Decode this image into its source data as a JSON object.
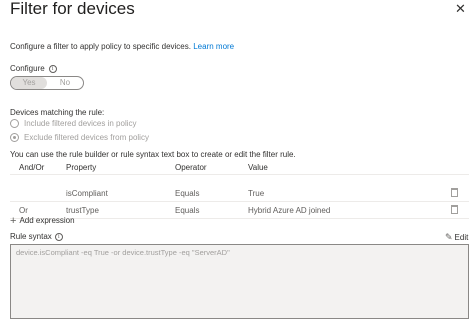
{
  "panel": {
    "title": "Filter for devices",
    "description": "Configure a filter to apply policy to specific devices.",
    "learn_more": "Learn more"
  },
  "configure": {
    "label": "Configure",
    "options": [
      "Yes",
      "No"
    ],
    "selected": "Yes"
  },
  "matching": {
    "label": "Devices matching the rule:",
    "options": [
      {
        "label": "Include filtered devices in policy",
        "selected": false
      },
      {
        "label": "Exclude filtered devices from policy",
        "selected": true
      }
    ]
  },
  "builder": {
    "instructions": "You can use the rule builder or rule syntax text box to create or edit the filter rule.",
    "headers": {
      "andor": "And/Or",
      "property": "Property",
      "operator": "Operator",
      "value": "Value"
    },
    "rows": [
      {
        "andor": "",
        "property": "isCompliant",
        "operator": "Equals",
        "value": "True"
      },
      {
        "andor": "Or",
        "property": "trustType",
        "operator": "Equals",
        "value": "Hybrid Azure AD joined"
      }
    ],
    "add_expression": "Add expression"
  },
  "rule_syntax": {
    "label": "Rule syntax",
    "edit_label": "Edit",
    "value": "device.isCompliant -eq True -or device.trustType -eq \"ServerAD\""
  }
}
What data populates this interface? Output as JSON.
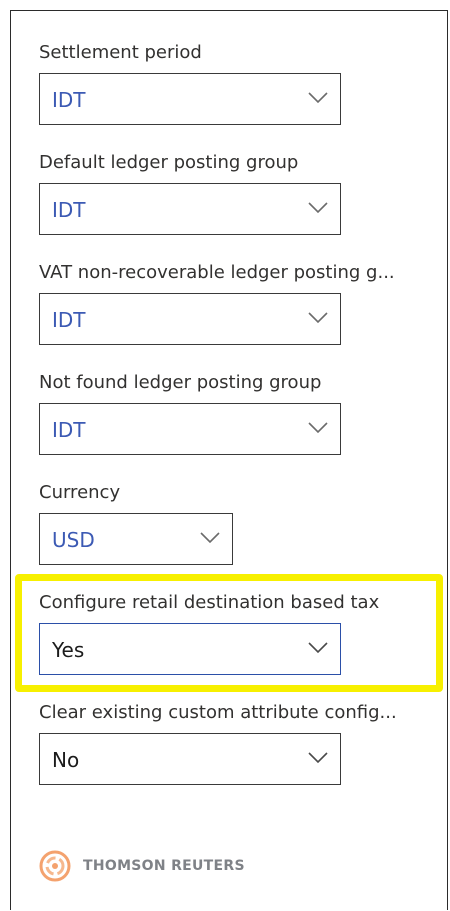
{
  "fields": [
    {
      "label": "Settlement period",
      "value": "IDT"
    },
    {
      "label": "Default ledger posting group",
      "value": "IDT"
    },
    {
      "label": "VAT non-recoverable ledger posting g...",
      "value": "IDT"
    },
    {
      "label": "Not found ledger posting group",
      "value": "IDT"
    },
    {
      "label": "Currency",
      "value": "USD"
    },
    {
      "label": "Configure retail destination based tax",
      "value": "Yes"
    },
    {
      "label": "Clear existing custom attribute config...",
      "value": "No"
    }
  ],
  "footer": {
    "brand": "THOMSON REUTERS"
  },
  "colors": {
    "highlight": "#f7f000",
    "value_text": "#3c5ab4",
    "brand_text": "#7f8287",
    "logo": "#f4a26e"
  },
  "icons": {
    "dropdown": "chevron-down-icon",
    "brand": "thomson-reuters-logo-icon"
  }
}
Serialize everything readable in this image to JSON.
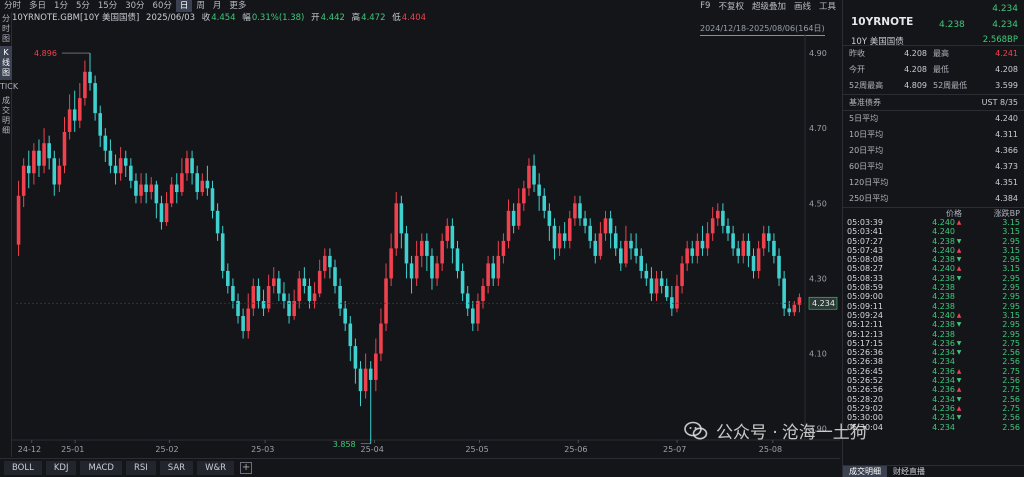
{
  "topbar": {
    "tabs": [
      "分时",
      "多日",
      "1分",
      "5分",
      "15分",
      "30分",
      "60分",
      "日",
      "周",
      "月",
      "更多"
    ],
    "active_tab": "日",
    "tools": [
      "F9",
      "不复权",
      "超级叠加",
      "画线",
      "工具"
    ]
  },
  "infobar": {
    "symbol": "10YRNOTE.GBM[10Y 美国国债]",
    "date": "2025/06/03",
    "close_label": "收",
    "close": "4.454",
    "change_label": "幅",
    "change": "0.31%(1.38)",
    "open_label": "开",
    "open": "4.442",
    "high_label": "高",
    "high": "4.472",
    "low_label": "低",
    "low": "4.404"
  },
  "range_label": "2024/12/18-2025/08/06(164日)",
  "leftbar": [
    "分时图",
    "K线图",
    "TICK",
    "成交明细"
  ],
  "chart_data": {
    "type": "candlestick",
    "y_ticks": [
      "4.90",
      "4.70",
      "4.50",
      "4.30",
      "4.10",
      "3.90"
    ],
    "ylim": [
      3.87,
      4.94
    ],
    "x_ticks": [
      "24-12",
      "25-01",
      "25-02",
      "25-03",
      "25-04",
      "25-05",
      "25-06",
      "25-07",
      "25-08"
    ],
    "annotations": {
      "max": "4.896",
      "min": "3.858",
      "last": "4.234"
    },
    "last": 4.234,
    "up_color": "#f0414e",
    "down_color": "#3fd1cf",
    "candles": [
      [
        4.39,
        4.52,
        4.56,
        4.36
      ],
      [
        4.52,
        4.6,
        4.62,
        4.49
      ],
      [
        4.6,
        4.58,
        4.64,
        4.54
      ],
      [
        4.58,
        4.64,
        4.66,
        4.55
      ],
      [
        4.64,
        4.6,
        4.67,
        4.57
      ],
      [
        4.6,
        4.66,
        4.7,
        4.58
      ],
      [
        4.66,
        4.62,
        4.68,
        4.59
      ],
      [
        4.62,
        4.55,
        4.64,
        4.52
      ],
      [
        4.55,
        4.6,
        4.62,
        4.53
      ],
      [
        4.6,
        4.69,
        4.73,
        4.58
      ],
      [
        4.69,
        4.75,
        4.79,
        4.67
      ],
      [
        4.75,
        4.72,
        4.8,
        4.69
      ],
      [
        4.72,
        4.78,
        4.82,
        4.7
      ],
      [
        4.78,
        4.85,
        4.88,
        4.76
      ],
      [
        4.85,
        4.82,
        4.9,
        4.8
      ],
      [
        4.82,
        4.74,
        4.84,
        4.72
      ],
      [
        4.74,
        4.68,
        4.76,
        4.65
      ],
      [
        4.68,
        4.64,
        4.7,
        4.61
      ],
      [
        4.64,
        4.6,
        4.67,
        4.58
      ],
      [
        4.6,
        4.58,
        4.63,
        4.55
      ],
      [
        4.58,
        4.62,
        4.65,
        4.56
      ],
      [
        4.62,
        4.6,
        4.64,
        4.57
      ],
      [
        4.6,
        4.56,
        4.62,
        4.54
      ],
      [
        4.56,
        4.52,
        4.58,
        4.5
      ],
      [
        4.52,
        4.55,
        4.58,
        4.5
      ],
      [
        4.55,
        4.53,
        4.58,
        4.5
      ],
      [
        4.53,
        4.55,
        4.57,
        4.51
      ],
      [
        4.55,
        4.5,
        4.56,
        4.46
      ],
      [
        4.5,
        4.45,
        4.52,
        4.43
      ],
      [
        4.45,
        4.5,
        4.53,
        4.44
      ],
      [
        4.5,
        4.55,
        4.57,
        4.49
      ],
      [
        4.55,
        4.53,
        4.58,
        4.5
      ],
      [
        4.53,
        4.58,
        4.62,
        4.52
      ],
      [
        4.58,
        4.62,
        4.64,
        4.56
      ],
      [
        4.62,
        4.58,
        4.64,
        4.55
      ],
      [
        4.58,
        4.53,
        4.6,
        4.51
      ],
      [
        4.53,
        4.56,
        4.58,
        4.52
      ],
      [
        4.56,
        4.54,
        4.6,
        4.52
      ],
      [
        4.54,
        4.48,
        4.56,
        4.46
      ],
      [
        4.48,
        4.42,
        4.5,
        4.4
      ],
      [
        4.42,
        4.32,
        4.44,
        4.3
      ],
      [
        4.32,
        4.28,
        4.34,
        4.26
      ],
      [
        4.28,
        4.24,
        4.3,
        4.22
      ],
      [
        4.24,
        4.2,
        4.26,
        4.18
      ],
      [
        4.2,
        4.16,
        4.22,
        4.14
      ],
      [
        4.16,
        4.22,
        4.26,
        4.14
      ],
      [
        4.22,
        4.28,
        4.3,
        4.2
      ],
      [
        4.28,
        4.24,
        4.3,
        4.22
      ],
      [
        4.24,
        4.22,
        4.27,
        4.2
      ],
      [
        4.22,
        4.28,
        4.31,
        4.21
      ],
      [
        4.28,
        4.3,
        4.33,
        4.26
      ],
      [
        4.3,
        4.26,
        4.32,
        4.24
      ],
      [
        4.26,
        4.24,
        4.29,
        4.22
      ],
      [
        4.24,
        4.2,
        4.26,
        4.18
      ],
      [
        4.2,
        4.24,
        4.27,
        4.19
      ],
      [
        4.24,
        4.3,
        4.32,
        4.22
      ],
      [
        4.3,
        4.28,
        4.33,
        4.26
      ],
      [
        4.28,
        4.24,
        4.3,
        4.22
      ],
      [
        4.24,
        4.26,
        4.29,
        4.22
      ],
      [
        4.26,
        4.32,
        4.35,
        4.25
      ],
      [
        4.32,
        4.36,
        4.38,
        4.3
      ],
      [
        4.36,
        4.33,
        4.38,
        4.3
      ],
      [
        4.33,
        4.28,
        4.35,
        4.26
      ],
      [
        4.28,
        4.22,
        4.3,
        4.2
      ],
      [
        4.22,
        4.18,
        4.24,
        4.16
      ],
      [
        4.18,
        4.12,
        4.2,
        4.08
      ],
      [
        4.12,
        4.06,
        4.14,
        4.02
      ],
      [
        4.06,
        4.0,
        4.08,
        3.96
      ],
      [
        4.0,
        4.06,
        4.1,
        3.98
      ],
      [
        4.06,
        4.03,
        4.08,
        3.86
      ],
      [
        4.03,
        4.1,
        4.14,
        4.0
      ],
      [
        4.1,
        4.18,
        4.22,
        4.08
      ],
      [
        4.18,
        4.3,
        4.34,
        4.16
      ],
      [
        4.3,
        4.38,
        4.42,
        4.28
      ],
      [
        4.38,
        4.5,
        4.53,
        4.36
      ],
      [
        4.5,
        4.42,
        4.52,
        4.38
      ],
      [
        4.42,
        4.34,
        4.44,
        4.3
      ],
      [
        4.34,
        4.3,
        4.36,
        4.26
      ],
      [
        4.3,
        4.36,
        4.4,
        4.28
      ],
      [
        4.36,
        4.4,
        4.42,
        4.33
      ],
      [
        4.4,
        4.36,
        4.42,
        4.32
      ],
      [
        4.36,
        4.3,
        4.38,
        4.27
      ],
      [
        4.3,
        4.34,
        4.36,
        4.28
      ],
      [
        4.34,
        4.4,
        4.42,
        4.32
      ],
      [
        4.4,
        4.44,
        4.46,
        4.38
      ],
      [
        4.44,
        4.38,
        4.46,
        4.34
      ],
      [
        4.38,
        4.32,
        4.4,
        4.3
      ],
      [
        4.32,
        4.26,
        4.34,
        4.24
      ],
      [
        4.26,
        4.22,
        4.28,
        4.2
      ],
      [
        4.22,
        4.18,
        4.24,
        4.16
      ],
      [
        4.18,
        4.24,
        4.26,
        4.16
      ],
      [
        4.24,
        4.28,
        4.3,
        4.22
      ],
      [
        4.28,
        4.34,
        4.36,
        4.26
      ],
      [
        4.34,
        4.3,
        4.36,
        4.28
      ],
      [
        4.3,
        4.36,
        4.4,
        4.28
      ],
      [
        4.36,
        4.4,
        4.42,
        4.34
      ],
      [
        4.4,
        4.48,
        4.51,
        4.38
      ],
      [
        4.48,
        4.44,
        4.5,
        4.42
      ],
      [
        4.44,
        4.5,
        4.54,
        4.43
      ],
      [
        4.5,
        4.54,
        4.56,
        4.48
      ],
      [
        4.54,
        4.6,
        4.62,
        4.52
      ],
      [
        4.6,
        4.55,
        4.63,
        4.53
      ],
      [
        4.55,
        4.52,
        4.58,
        4.48
      ],
      [
        4.52,
        4.48,
        4.54,
        4.46
      ],
      [
        4.48,
        4.44,
        4.5,
        4.4
      ],
      [
        4.44,
        4.38,
        4.46,
        4.35
      ],
      [
        4.38,
        4.42,
        4.44,
        4.36
      ],
      [
        4.42,
        4.4,
        4.45,
        4.38
      ],
      [
        4.4,
        4.46,
        4.48,
        4.38
      ],
      [
        4.46,
        4.5,
        4.52,
        4.44
      ],
      [
        4.5,
        4.46,
        4.52,
        4.44
      ],
      [
        4.46,
        4.44,
        4.48,
        4.42
      ],
      [
        4.44,
        4.4,
        4.46,
        4.38
      ],
      [
        4.4,
        4.36,
        4.42,
        4.34
      ],
      [
        4.36,
        4.42,
        4.45,
        4.35
      ],
      [
        4.42,
        4.46,
        4.48,
        4.4
      ],
      [
        4.46,
        4.42,
        4.48,
        4.38
      ],
      [
        4.42,
        4.38,
        4.44,
        4.36
      ],
      [
        4.38,
        4.34,
        4.4,
        4.32
      ],
      [
        4.34,
        4.4,
        4.44,
        4.33
      ],
      [
        4.4,
        4.38,
        4.42,
        4.35
      ],
      [
        4.38,
        4.36,
        4.42,
        4.34
      ],
      [
        4.36,
        4.32,
        4.38,
        4.3
      ],
      [
        4.32,
        4.3,
        4.34,
        4.28
      ],
      [
        4.3,
        4.26,
        4.33,
        4.24
      ],
      [
        4.26,
        4.3,
        4.32,
        4.24
      ],
      [
        4.3,
        4.28,
        4.32,
        4.26
      ],
      [
        4.28,
        4.25,
        4.3,
        4.24
      ],
      [
        4.25,
        4.22,
        4.28,
        4.2
      ],
      [
        4.22,
        4.28,
        4.31,
        4.21
      ],
      [
        4.28,
        4.34,
        4.36,
        4.26
      ],
      [
        4.34,
        4.38,
        4.4,
        4.32
      ],
      [
        4.38,
        4.36,
        4.4,
        4.34
      ],
      [
        4.36,
        4.4,
        4.42,
        4.34
      ],
      [
        4.4,
        4.38,
        4.44,
        4.36
      ],
      [
        4.38,
        4.42,
        4.45,
        4.36
      ],
      [
        4.42,
        4.46,
        4.49,
        4.4
      ],
      [
        4.46,
        4.48,
        4.5,
        4.44
      ],
      [
        4.48,
        4.44,
        4.5,
        4.42
      ],
      [
        4.44,
        4.42,
        4.46,
        4.4
      ],
      [
        4.42,
        4.38,
        4.44,
        4.36
      ],
      [
        4.38,
        4.36,
        4.4,
        4.34
      ],
      [
        4.36,
        4.4,
        4.42,
        4.34
      ],
      [
        4.4,
        4.36,
        4.42,
        4.33
      ],
      [
        4.36,
        4.32,
        4.38,
        4.3
      ],
      [
        4.32,
        4.38,
        4.4,
        4.3
      ],
      [
        4.38,
        4.42,
        4.44,
        4.36
      ],
      [
        4.42,
        4.4,
        4.44,
        4.37
      ],
      [
        4.4,
        4.36,
        4.42,
        4.34
      ],
      [
        4.36,
        4.3,
        4.38,
        4.28
      ],
      [
        4.3,
        4.22,
        4.32,
        4.2
      ],
      [
        4.22,
        4.21,
        4.24,
        4.2
      ],
      [
        4.21,
        4.23,
        4.24,
        4.2
      ],
      [
        4.23,
        4.25,
        4.26,
        4.21
      ]
    ]
  },
  "bottombar": {
    "indicators": [
      "BOLL",
      "KDJ",
      "MACD",
      "RSI",
      "SAR",
      "W&R"
    ],
    "add": "+"
  },
  "right": {
    "symbol": "10YRNOTE",
    "price_top": "4.234",
    "price_left": "4.238",
    "price_right": "4.234",
    "name": "10Y 美国国债",
    "yield": "2.568BP",
    "quotes": [
      {
        "l": "昨收",
        "v": "4.208",
        "l2": "最高",
        "v2": "4.241",
        "c": "",
        "c2": "red"
      },
      {
        "l": "今开",
        "v": "4.208",
        "l2": "最低",
        "v2": "4.208",
        "c": "",
        "c2": ""
      },
      {
        "l": "52周最高",
        "v": "4.809",
        "l2": "52周最低",
        "v2": "3.599",
        "c": "",
        "c2": ""
      }
    ],
    "base_label": "基准债券",
    "base_value": "UST 8/35",
    "averages": [
      {
        "l": "5日平均",
        "v": "4.240"
      },
      {
        "l": "10日平均",
        "v": "4.311"
      },
      {
        "l": "20日平均",
        "v": "4.366"
      },
      {
        "l": "60日平均",
        "v": "4.373"
      },
      {
        "l": "120日平均",
        "v": "4.351"
      },
      {
        "l": "250日平均",
        "v": "4.384"
      }
    ],
    "table_headers": [
      "价格",
      "涨跌BP"
    ],
    "ticks": [
      {
        "t": "05:03:39",
        "p": "4.240",
        "d": "up",
        "s": "3.15"
      },
      {
        "t": "05:03:41",
        "p": "4.240",
        "d": "",
        "s": "3.15"
      },
      {
        "t": "05:07:27",
        "p": "4.238",
        "d": "dn",
        "s": "2.95"
      },
      {
        "t": "05:07:43",
        "p": "4.240",
        "d": "up",
        "s": "3.15"
      },
      {
        "t": "05:08:08",
        "p": "4.238",
        "d": "dn",
        "s": "2.95"
      },
      {
        "t": "05:08:27",
        "p": "4.240",
        "d": "up",
        "s": "3.15"
      },
      {
        "t": "05:08:33",
        "p": "4.238",
        "d": "dn",
        "s": "2.95"
      },
      {
        "t": "05:08:59",
        "p": "4.238",
        "d": "",
        "s": "2.95"
      },
      {
        "t": "05:09:00",
        "p": "4.238",
        "d": "",
        "s": "2.95"
      },
      {
        "t": "05:09:11",
        "p": "4.238",
        "d": "",
        "s": "2.95"
      },
      {
        "t": "05:09:24",
        "p": "4.240",
        "d": "up",
        "s": "3.15"
      },
      {
        "t": "05:12:11",
        "p": "4.238",
        "d": "dn",
        "s": "2.95"
      },
      {
        "t": "05:12:13",
        "p": "4.238",
        "d": "",
        "s": "2.95"
      },
      {
        "t": "05:17:15",
        "p": "4.236",
        "d": "dn",
        "s": "2.75"
      },
      {
        "t": "05:26:36",
        "p": "4.234",
        "d": "dn",
        "s": "2.56"
      },
      {
        "t": "05:26:38",
        "p": "4.234",
        "d": "",
        "s": "2.56"
      },
      {
        "t": "05:26:45",
        "p": "4.236",
        "d": "up",
        "s": "2.75"
      },
      {
        "t": "05:26:52",
        "p": "4.234",
        "d": "dn",
        "s": "2.56"
      },
      {
        "t": "05:26:56",
        "p": "4.236",
        "d": "up",
        "s": "2.75"
      },
      {
        "t": "05:28:20",
        "p": "4.234",
        "d": "dn",
        "s": "2.56"
      },
      {
        "t": "05:29:02",
        "p": "4.236",
        "d": "up",
        "s": "2.75"
      },
      {
        "t": "05:30:00",
        "p": "4.234",
        "d": "dn",
        "s": "2.56"
      },
      {
        "t": "05:30:04",
        "p": "4.234",
        "d": "",
        "s": "2.56"
      }
    ],
    "tabs": [
      "成交明细",
      "财经直播"
    ]
  },
  "watermark": {
    "prefix": "公众号 · ",
    "name": "沧海一土狗"
  }
}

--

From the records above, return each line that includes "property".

      "property": "Property",
        "property": "isCompliant",
        "property": "trustType",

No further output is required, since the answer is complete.